Roses from the Ashes; Women of the Favella
We heard the sirens long before we saw the lights. We looked down the five-lane highway that twisted away from the town and disappeared into the green hills. I had no idea what the sirens meant. As a nineteen-year-old boy, raised in the mountains of Northern Utah, I could not imagine what the shrill wailing foretold. But the people of Perus knew. They knew what was coming, they knew it was pointless to resist, and they knew they had no time. The Policia Militar, the Brazilian Military Police, were coming to burn the favela.
We were not in the favela that day. A fellow missionary and I were working across the railroad tracks, on the hill above the Brazilian slum, in the legitimate part of Perus. Still, from our vantage point we saw everything. We saw the SUV’s tear around the last green hill and into view. They were big and white, with Policia Militar, glaring on their sides, in large black letters. Men with machine guns (machine guns!) hung out of their windows.
Most of the people scattered like roaches, fleeing toward the river or back into the town. Others did not run. They huddled in small groups, just waiting.
The police reached the edge of town, and swarmed across the open field, toward the slum. It didn’t take long. The groups of slanting shacks, huddled together like their frightened owners, fell easily into dead heaps and the police torched them. In explosions of blue sparks, the police cut the wires that piped stolen energy across the river. Like reapers at harvest, they cleared the ground.
The Policia did not chase the people who ran. They brandished machine guns but no one fired a shot. No reason to, the people did not resist. Why should they? They had, after all, so little to lose and the next favela would be exactly like this one.
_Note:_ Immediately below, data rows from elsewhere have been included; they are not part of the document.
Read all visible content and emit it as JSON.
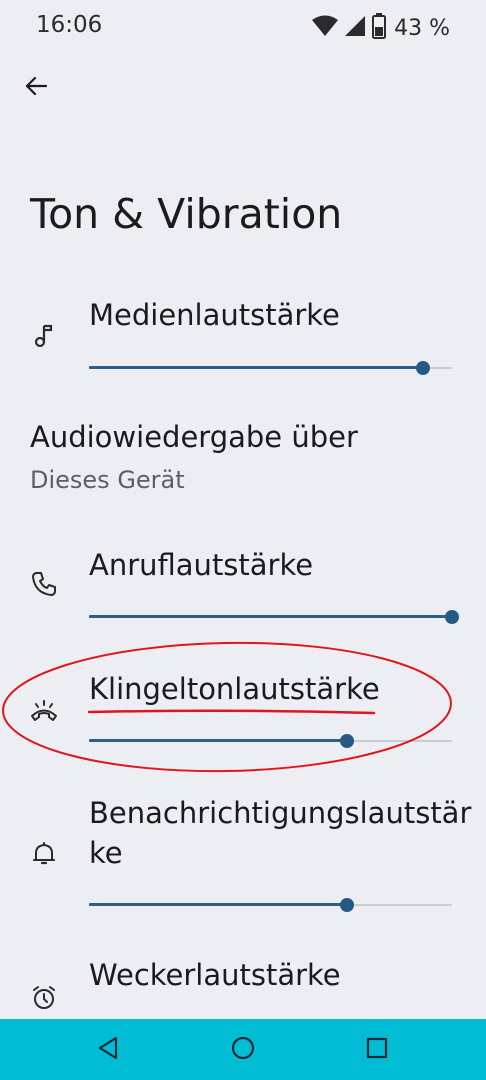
{
  "status_bar": {
    "time": "16:06",
    "battery_percent": "43 %",
    "icons": [
      "wifi-icon",
      "cell-signal-icon",
      "battery-icon"
    ]
  },
  "header": {
    "back_icon": "arrow-left-icon",
    "title": "Ton & Vibration"
  },
  "settings": {
    "media": {
      "label": "Medienlautstärke",
      "icon": "music-note-icon",
      "level": 0.92
    },
    "audio_output": {
      "title": "Audiowiedergabe über",
      "subtitle": "Dieses Gerät"
    },
    "call": {
      "label": "Anruflautstärke",
      "icon": "phone-icon",
      "level": 1.0
    },
    "ring": {
      "label": "Klingeltonlautstärke",
      "icon": "ring-volume-icon",
      "level": 0.71
    },
    "notification": {
      "label_line1": "Benachrichtigungslautstär",
      "label_line2": "ke",
      "icon": "bell-icon",
      "level": 0.71
    },
    "alarm": {
      "label": "Weckerlautstärke",
      "icon": "alarm-clock-icon"
    }
  },
  "annotation": {
    "color": "#e0161b",
    "shape": "ellipse with underline",
    "target": "Klingeltonlautstärke"
  },
  "nav_bar": {
    "color": "#00bcd4",
    "buttons": [
      "back-triangle-icon",
      "home-circle-icon",
      "recents-square-icon"
    ]
  },
  "colors": {
    "background": "#eceef4",
    "slider_active": "#2c5f8a",
    "slider_inactive": "#c8ccd4"
  }
}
A hot wind whipped across the burning field, lifting ashes across the river, and up into the rich neighborhood. We tasted the soot in the air. Flakes, like black snow, dusted the houses and smudged our white dress shirts. I was just a boy. An American teenager dropped as a missionary into one of the poorest places on earth. In the year and a half I’d spent in Brazil I’d learned the language, learned to talk and live with the people and, certainly, I’d grown to love them. Yet on that day, as I sat helpless on the curb, watching their houses burn, I was oblivious. I could not understand what had happened, much less why. I knew people who lived in the favela. I’d eaten with them, laughed with them, worshipped with them. Was I not one of them? Was this not my neighborhood burning?
As we sat on the curb in the drifting soot, my missionary companion and I, we were too afraid, too awestruck, to go down and cross the river. The sun set orange and red against the black smoke. Intense and focused, the sunset was a violent, beautiful sequel to the day’s burning destruction. We waited until the last SUV disappeared down the road. Then, in the coming darkness, we ran to the church house.
Lights shone in every window. Organ music, a slow gentle hymn, floated out into the darkness.
Maria was there. Her son and daughter-in-law were helping her husband Claudio up the steps. His heavy, swollen legs oozed an opaque mucus, a late stage of elephantiasis. Josette comforted her grandmother who slumped in a pew. Where was Luã, Josette’s little brother? Ah, he was playing in the hall with the twin girls, Aliane and Eliane. Where was their father? Not here. Ann rushed forward to help Claudio up the steps; none of the orphans were with her. Good. That meant the orphanage was safe. The fire hadn’t crossed the river.
Where was Rose Angela? Of course, she would come last. She would be the last to leave the favela, the last to retreat. Rose Angela would be counting all the children, helping all the elderly; she would be caring for the entire town. Soon her daughter Jakaline appeared out of the night cradling her little brother. Only eleven years old, Jakaline, carried her brother like a mother would. She walked as a woman would walk. She set Arnaldo down gently, calmly, her eyes glistened wet and heavy. “Mom told me to come here,” she said glancing backward into the night. “She’s still down in the Recanto.”
O Recanto dos Humildes, that’s what the locals called the favela. It means the “Refuge of the Humble,” not the only favela in the town, but the only one built on land with an owner whose political connections could have it cleared.
Only ten families in our congregation lost their homes in the fire, but everyone came down to the church house. As I expected, Rose Angela arrived last, her white smile shining out of her round face, smudged with dirt and ash.
I trembled with sadness, or anger, or perhaps fear, some intense emotion I was too young to be familiar with. Everyone else seemed calm, lounging about on the floor or in the pews, as if on their own porches. They talked, told stories, even laughed.
Until that night I thought I’d grown accustomed to life in the favela. I’d seen hardship, sickness, poverty, even death. I thought I understood life there. I thought I could share in anything they’d have to face. But I was from another world. Two places couldn’t be more different than Perus and Layton, Utah.
Rose Angela gathered the women together before the pulpit to sing, and as I looked from woman to woman, from face to face, I felt more like a foreigner than the day I stepped off the train.
Photo: View from above Perus. Edited by DBC www.connerstudio.blogspot.com